▸ **DATA FOR ANALYSIS**:
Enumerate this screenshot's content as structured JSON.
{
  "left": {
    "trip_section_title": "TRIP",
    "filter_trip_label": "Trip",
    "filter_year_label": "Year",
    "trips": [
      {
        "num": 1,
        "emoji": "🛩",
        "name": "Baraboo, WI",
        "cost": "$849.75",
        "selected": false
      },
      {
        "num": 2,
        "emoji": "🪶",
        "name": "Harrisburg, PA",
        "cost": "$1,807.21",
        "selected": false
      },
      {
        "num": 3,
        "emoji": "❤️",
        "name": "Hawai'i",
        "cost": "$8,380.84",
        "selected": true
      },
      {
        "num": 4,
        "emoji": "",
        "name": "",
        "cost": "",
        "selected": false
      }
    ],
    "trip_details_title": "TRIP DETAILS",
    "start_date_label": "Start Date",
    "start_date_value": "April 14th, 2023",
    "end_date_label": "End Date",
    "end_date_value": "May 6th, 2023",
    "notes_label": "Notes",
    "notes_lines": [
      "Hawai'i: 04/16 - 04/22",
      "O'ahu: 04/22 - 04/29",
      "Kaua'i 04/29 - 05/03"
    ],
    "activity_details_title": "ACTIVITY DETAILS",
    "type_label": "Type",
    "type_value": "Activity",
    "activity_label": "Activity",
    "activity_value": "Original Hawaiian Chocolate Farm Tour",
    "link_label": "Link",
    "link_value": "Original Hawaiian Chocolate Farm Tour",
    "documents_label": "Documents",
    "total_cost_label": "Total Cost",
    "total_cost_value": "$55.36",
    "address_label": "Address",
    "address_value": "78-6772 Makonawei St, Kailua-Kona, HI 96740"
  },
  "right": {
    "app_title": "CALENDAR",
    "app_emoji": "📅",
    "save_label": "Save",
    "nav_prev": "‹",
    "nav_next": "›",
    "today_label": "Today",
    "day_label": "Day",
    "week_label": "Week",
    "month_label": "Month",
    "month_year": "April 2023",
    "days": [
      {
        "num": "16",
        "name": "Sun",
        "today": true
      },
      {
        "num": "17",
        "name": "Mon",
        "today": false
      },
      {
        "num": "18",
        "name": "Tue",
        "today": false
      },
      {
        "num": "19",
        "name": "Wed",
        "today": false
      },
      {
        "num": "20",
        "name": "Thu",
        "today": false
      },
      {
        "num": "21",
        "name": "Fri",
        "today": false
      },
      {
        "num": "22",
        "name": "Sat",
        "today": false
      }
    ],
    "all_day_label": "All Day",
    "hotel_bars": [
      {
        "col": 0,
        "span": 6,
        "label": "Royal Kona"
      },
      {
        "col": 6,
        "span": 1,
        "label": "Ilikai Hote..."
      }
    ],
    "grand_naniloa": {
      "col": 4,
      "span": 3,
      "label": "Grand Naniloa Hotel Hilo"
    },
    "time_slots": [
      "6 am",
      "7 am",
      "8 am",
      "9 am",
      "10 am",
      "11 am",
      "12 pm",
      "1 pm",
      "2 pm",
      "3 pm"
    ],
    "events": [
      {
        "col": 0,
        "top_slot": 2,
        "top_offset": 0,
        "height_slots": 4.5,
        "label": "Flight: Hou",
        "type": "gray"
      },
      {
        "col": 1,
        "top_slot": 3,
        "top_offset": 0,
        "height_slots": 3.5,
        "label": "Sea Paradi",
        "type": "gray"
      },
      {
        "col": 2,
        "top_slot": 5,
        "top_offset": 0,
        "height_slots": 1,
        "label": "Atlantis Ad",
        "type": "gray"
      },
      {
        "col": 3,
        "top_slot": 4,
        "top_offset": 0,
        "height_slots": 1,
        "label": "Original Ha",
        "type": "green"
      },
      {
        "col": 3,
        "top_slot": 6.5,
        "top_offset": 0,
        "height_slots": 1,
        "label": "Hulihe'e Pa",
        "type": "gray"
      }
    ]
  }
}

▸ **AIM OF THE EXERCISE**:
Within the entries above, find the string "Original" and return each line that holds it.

▸ **RESULT BELOW**:
    "activity_value": "Original Hawaiian Chocolate Farm Tour",
    "link_value": "Original Hawaiian Chocolate Farm Tour",
        "label": "Original Ha",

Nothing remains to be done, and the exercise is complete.